Title: The Juice of War Hiroshima and Nagasaki
Year: 2015

When I was a child, my bedroom contained a shelf of my mother’s books and one of these book was about Hiroshima and Nagasaki. Inside I found photos of burned and rotten bodies. A field full of bodies that no longer look like bodies. It was in the high summer season so the bodies would quickly rot and flies laid eggs wherever they could.

The photos were so shocking to me that for nights I was afraid to go to sleep.  But I did not dare ask my mother to remove that book from my bedroom because it seemed rude to the victims. As I grew up I peeked into the book again and again, out of curiosity for the atomic bombings, and I realized that I was getting better in dealing with the fear. I ended up sleeping with that book until I left home at the age of 17.
I completely forgot about these pictures, but all of sudden, while I was thinking what to show here, I realized that they were the reason why I could not think anything else beside the smell of rotten flesh when I think of “the smell of war”.

In other words, working on this concept was digging into my memories.

Please put your head in a bowl. This smell was manually extracted from the juice of burned and rotten flesh.

The prime minister of Vlamish government also enjoyed the work at the opening.
At: The castle De Loving, Poperinge, Belgium. 

The Smell of War exhibition:

Curated by:  Peter de Coupere

This is a bizarre  story of purchasing meat of 20 euros at a supermarket, and made it rotten till it starts stinking for extracting the smell…  I am a bit ashamed to tell you the whole story but this is the real story behind this work.
When the curator Peter de Coupere asked me to participate in the exhibition with the theme of "the smell of war", I could not think of anything else than the smell of Hiroshima and Nagasaki.

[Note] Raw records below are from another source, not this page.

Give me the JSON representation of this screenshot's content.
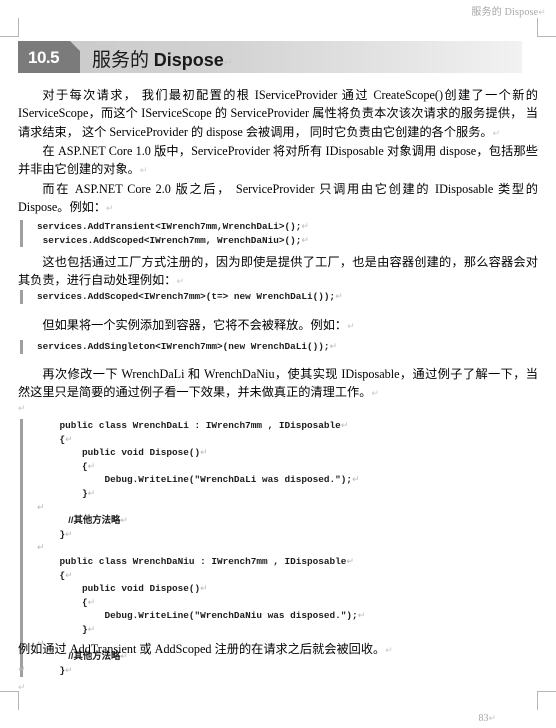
{
  "document": {
    "running_header": "服务的 Dispose",
    "pilcrow": "↵",
    "page_number": "83"
  },
  "section": {
    "number": "10.5",
    "title_cn": "服务的 ",
    "title_en": "Dispose"
  },
  "paragraphs": {
    "p1": "对于每次请求， 我们最初配置的根 IServiceProvider 通过 CreateScope()创建了一个新的 IServiceScope，而这个 IServiceScope 的 ServiceProvider 属性将负责本次该次请求的服务提供， 当请求结束， 这个 ServiceProvider 的 dispose 会被调用， 同时它负责由它创建的各个服务。",
    "p2": "在 ASP.NET Core 1.0 版中，ServiceProvider 将对所有 IDisposable 对象调用 dispose，包括那些并非由它创建的对象。",
    "p3": "而在 ASP.NET Core 2.0 版之后， ServiceProvider 只调用由它创建的 IDisposable 类型的 Dispose。例如：",
    "p4": "这也包括通过工厂方式注册的，因为即使是提供了工厂，也是由容器创建的，那么容器会对其负责，进行自动处理例如：",
    "p5": "但如果将一个实例添加到容器，它将不会被释放。例如：",
    "p6": "再次修改一下 WrenchDaLi 和 WrenchDaNiu，使其实现 IDisposable，通过例子了解一下，当然这里只是简要的通过例子看一下效果，并未做真正的清理工作。",
    "p7": "例如通过 AddTransient 或 AddScoped 注册的在请求之后就会被回收。"
  },
  "code_blocks": {
    "block1": [
      "services.AddTransient<IWrench7mm,WrenchDaLi>();",
      " services.AddScoped<IWrench7mm, WrenchDaNiu>();"
    ],
    "block2": [
      "services.AddScoped<IWrench7mm>(t=> new WrenchDaLi());"
    ],
    "block3": [
      "services.AddSingleton<IWrench7mm>(new WrenchDaLi());"
    ],
    "block4": [
      "    public class WrenchDaLi : IWrench7mm , IDisposable",
      "    {",
      "        public void Dispose()",
      "        {",
      "            Debug.WriteLine(\"WrenchDaLi was disposed.\");",
      "        }",
      "",
      "            //其他方法略",
      "    }",
      "",
      "    public class WrenchDaNiu : IWrench7mm , IDisposable",
      "    {",
      "        public void Dispose()",
      "        {",
      "            Debug.WriteLine(\"WrenchDaNiu was disposed.\");",
      "        }",
      "",
      "            //其他方法略",
      "    }"
    ]
  },
  "colors": {
    "section_tab": "#7b7b7b",
    "header_text": "#a6a6a6",
    "code_rule": "#a0a0a0"
  }
}
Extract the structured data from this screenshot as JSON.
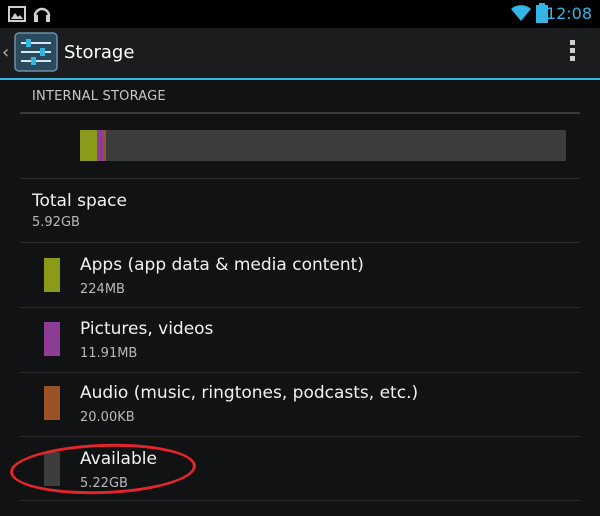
{
  "status_bar": {
    "time": "12:08",
    "icons": [
      "gallery-icon",
      "headphones-icon",
      "wifi-icon",
      "battery-icon"
    ]
  },
  "action_bar": {
    "title": "Storage",
    "icons": [
      "back-chevron-icon",
      "settings-sliders-icon",
      "overflow-menu-icon"
    ]
  },
  "section": {
    "header": "INTERNAL STORAGE"
  },
  "usage_bar": {
    "segments": [
      {
        "name": "Apps",
        "fraction": 0.036,
        "color": "#8c9a19"
      },
      {
        "name": "Pictures, videos",
        "fraction": 0.012,
        "color": "#8c3d96"
      },
      {
        "name": "Audio",
        "fraction": 0.006,
        "color": "#9a5226"
      }
    ],
    "track_color": "#3d3d3d"
  },
  "total": {
    "title": "Total space",
    "value": "5.92GB"
  },
  "items": [
    {
      "title": "Apps (app data & media content)",
      "value": "224MB",
      "color": "#8c9a19"
    },
    {
      "title": "Pictures, videos",
      "value": "11.91MB",
      "color": "#8c3d96"
    },
    {
      "title": "Audio (music, ringtones, podcasts, etc.)",
      "value": "20.00KB",
      "color": "#9a5226"
    },
    {
      "title": "Available",
      "value": "5.22GB",
      "color": "#3d3d3d"
    }
  ],
  "colors": {
    "accent": "#33b5e5",
    "annotation": "#e3262a"
  }
}
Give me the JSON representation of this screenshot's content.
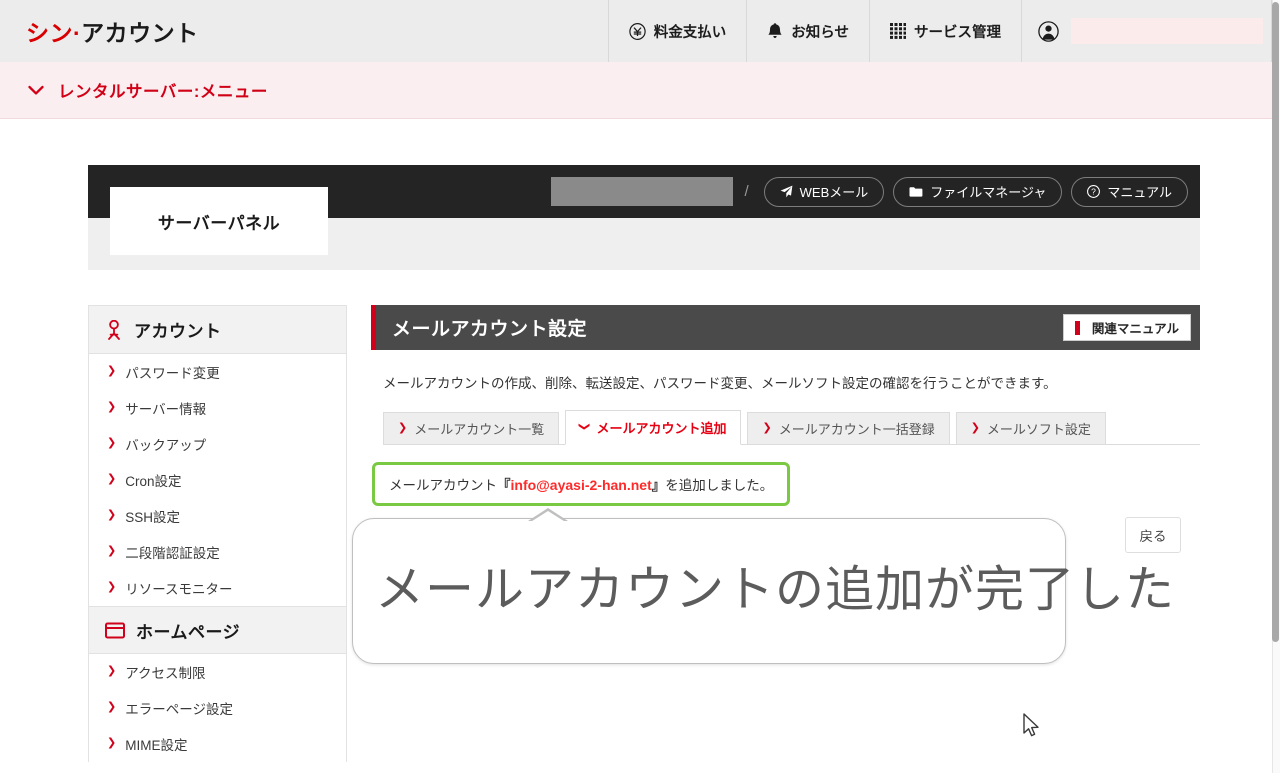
{
  "header": {
    "brand_part1": "シン·",
    "brand_part2": "アカウント",
    "items": [
      {
        "label": "料金支払い",
        "icon": "yen-circle-icon"
      },
      {
        "label": "お知らせ",
        "icon": "bell-icon"
      },
      {
        "label": "サービス管理",
        "icon": "grid-apps-icon"
      }
    ],
    "account_icon": "user-circle-icon",
    "account_value": ""
  },
  "menu_bar": {
    "label": "レンタルサーバー:メニュー",
    "icon": "chevron-down-icon"
  },
  "server_panel": {
    "badge": "サーバーパネル",
    "domain_value": "",
    "separator": "/",
    "buttons": [
      {
        "label": "WEBメール",
        "icon": "paper-plane-icon"
      },
      {
        "label": "ファイルマネージャ",
        "icon": "folder-icon"
      },
      {
        "label": "マニュアル",
        "icon": "question-circle-icon"
      }
    ]
  },
  "sidebar": {
    "sections": [
      {
        "title": "アカウント",
        "icon": "person-icon",
        "items": [
          {
            "label": "パスワード変更"
          },
          {
            "label": "サーバー情報"
          },
          {
            "label": "バックアップ"
          },
          {
            "label": "Cron設定"
          },
          {
            "label": "SSH設定"
          },
          {
            "label": "二段階認証設定"
          },
          {
            "label": "リソースモニター"
          }
        ]
      },
      {
        "title": "ホームページ",
        "icon": "browser-window-icon",
        "items": [
          {
            "label": "アクセス制限"
          },
          {
            "label": "エラーページ設定"
          },
          {
            "label": "MIME設定"
          }
        ]
      }
    ]
  },
  "main": {
    "title": "メールアカウント設定",
    "manual_button": "関連マニュアル",
    "manual_icon": "red-book-icon",
    "description": "メールアカウントの作成、削除、転送設定、パスワード変更、メールソフト設定の確認を行うことができます。",
    "tabs": [
      {
        "label": "メールアカウント一覧",
        "active": false,
        "icon": "chevron-right-icon"
      },
      {
        "label": "メールアカウント追加",
        "active": true,
        "icon": "chevron-down-icon"
      },
      {
        "label": "メールアカウント一括登録",
        "active": false,
        "icon": "chevron-right-icon"
      },
      {
        "label": "メールソフト設定",
        "active": false,
        "icon": "chevron-right-icon"
      }
    ],
    "success": {
      "prefix": "メールアカウント",
      "open_bracket": "『",
      "address": "info@ayasi-2-han.net",
      "close_bracket": "』",
      "suffix": "を追加しました。"
    },
    "back_button": "戻る"
  },
  "callout": {
    "text": "メールアカウントの追加が完了した"
  },
  "colors": {
    "brand_red": "#d80000",
    "accent_red": "#d0021b",
    "active_tab_red": "#e60012",
    "success_green": "#7ac943",
    "address_red": "#ff2a2a",
    "dark_bar": "#242424",
    "title_bar": "#4a4a4a",
    "menu_bg": "#fbeef0",
    "header_bg": "#ececec"
  }
}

That would be the case by most of Japanese.  We grew up with reading the cartoons "Hadashi no gen はだしのゲン", with full of illustration of burned and rotten corps and maggot. Also it illustrates the bad odor.
The interface design:
Purchasing the parts for "katrol"
I sew the acrylic bowl myself because there was no company who could do this... it was quite some work.
I asked Peter, the organizer, for hanging the bowl with some instructions.
In Japan at my atelier: I bought pieces of meat at a local supermarket: checkin and pork, and burned them.
And dried them for 10 days in the sunlight.
This is the simulation of Hiroshima and Nagasaki. It was high in the summer time when they got bombed, and the burned corps got rotten quickly.  Flies lay eggs and it stank terribly everywhere.
After 5 or 6 days they started to smell like a garbage.  Around the 10th day it started to stink sour, and this was the limit (also for my neighbor...).
I extracted a little to check the smell and turned out that it was missing the burned scent, so I burned them extra.
Then sliced them.  My cutting board was suddenly covered with the flies. It was like a horror movie. I couldn't inhale even, so I inhaled the fresh air 10meters away and ran to the cutting board, and repeated this.
After the extraction, I filterd it, but it also releases smells everywhere... I got headache from it.  If I would have continued this process I would have gotten depressed.
In my fridge is the extract and beer mixed up…it's safe as long as it's concealed :-)